Work item | Look through the records below and copy each line that includes the word "中央入力CRF".

Record excerpts |
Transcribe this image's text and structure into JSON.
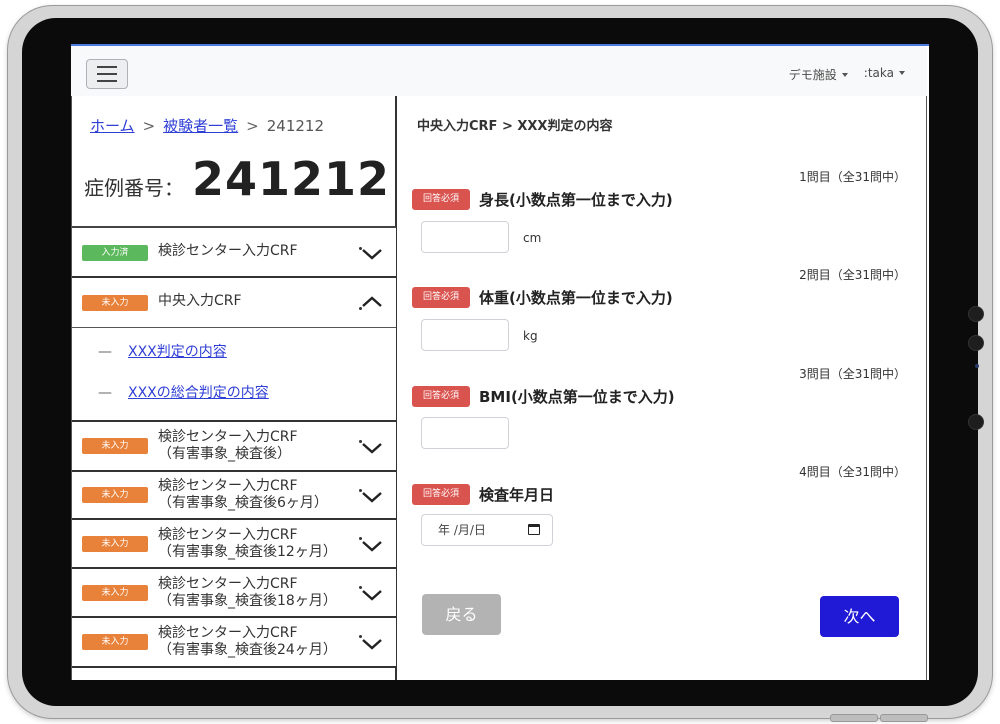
{
  "topbar": {
    "facility": "デモ施設",
    "user": ":taka"
  },
  "sidebar": {
    "breadcrumb": {
      "home": "ホーム",
      "sep": ">",
      "subjects": "被験者一覧",
      "current": "241212"
    },
    "case_label": "症例番号：",
    "case_number": "241212",
    "sections": [
      {
        "status": "入力済",
        "title": "検診センター入力CRF",
        "expanded": false
      },
      {
        "status": "未入力",
        "title": "中央入力CRF",
        "expanded": true,
        "subitems": [
          {
            "dash": "—",
            "label": "XXX判定の内容"
          },
          {
            "dash": "—",
            "label": "XXXの総合判定の内容"
          }
        ]
      },
      {
        "status": "未入力",
        "title": "検診センター入力CRF",
        "subtitle": "（有害事象_検査後）",
        "expanded": false
      },
      {
        "status": "未入力",
        "title": "検診センター入力CRF",
        "subtitle": "（有害事象_検査後6ヶ月）",
        "expanded": false
      },
      {
        "status": "未入力",
        "title": "検診センター入力CRF",
        "subtitle": "（有害事象_検査後12ヶ月）",
        "expanded": false
      },
      {
        "status": "未入力",
        "title": "検診センター入力CRF",
        "subtitle": "（有害事象_検査後18ヶ月）",
        "expanded": false
      },
      {
        "status": "未入力",
        "title": "検診センター入力CRF",
        "subtitle": "（有害事象_検査後24ヶ月）",
        "expanded": false
      }
    ]
  },
  "main": {
    "breadcrumb": "中央入力CRF > XXX判定の内容",
    "required_label": "回答必須",
    "questions": [
      {
        "count": "1問目（全31問中）",
        "title": "身長(小数点第一位まで入力)",
        "value": "",
        "unit": "cm"
      },
      {
        "count": "2問目（全31問中）",
        "title": "体重(小数点第一位まで入力)",
        "value": "",
        "unit": "kg"
      },
      {
        "count": "3問目（全31問中）",
        "title": "BMI(小数点第一位まで入力)",
        "value": "",
        "unit": ""
      },
      {
        "count": "4問目（全31問中）",
        "title": "検査年月日",
        "placeholder": "年 /月/日"
      }
    ],
    "back_label": "戻る",
    "next_label": "次へ"
  },
  "colors": {
    "accent_next": "#2019d6",
    "badge_done": "#5cb85c",
    "badge_todo": "#e8813a",
    "required": "#d9534f",
    "link": "#2f3fd6"
  }
}
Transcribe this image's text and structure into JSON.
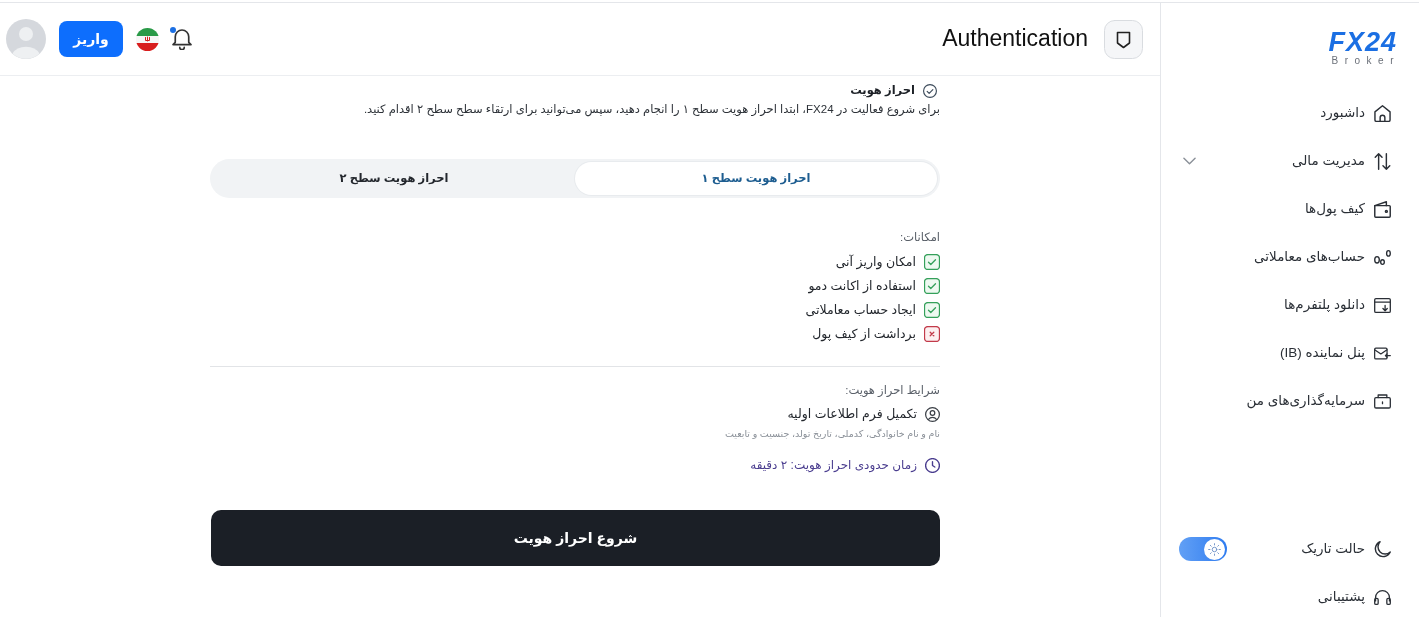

Your response |
        "title": "中央入力CRF",
    "breadcrumb": "中央入力CRF > XXX判定の内容",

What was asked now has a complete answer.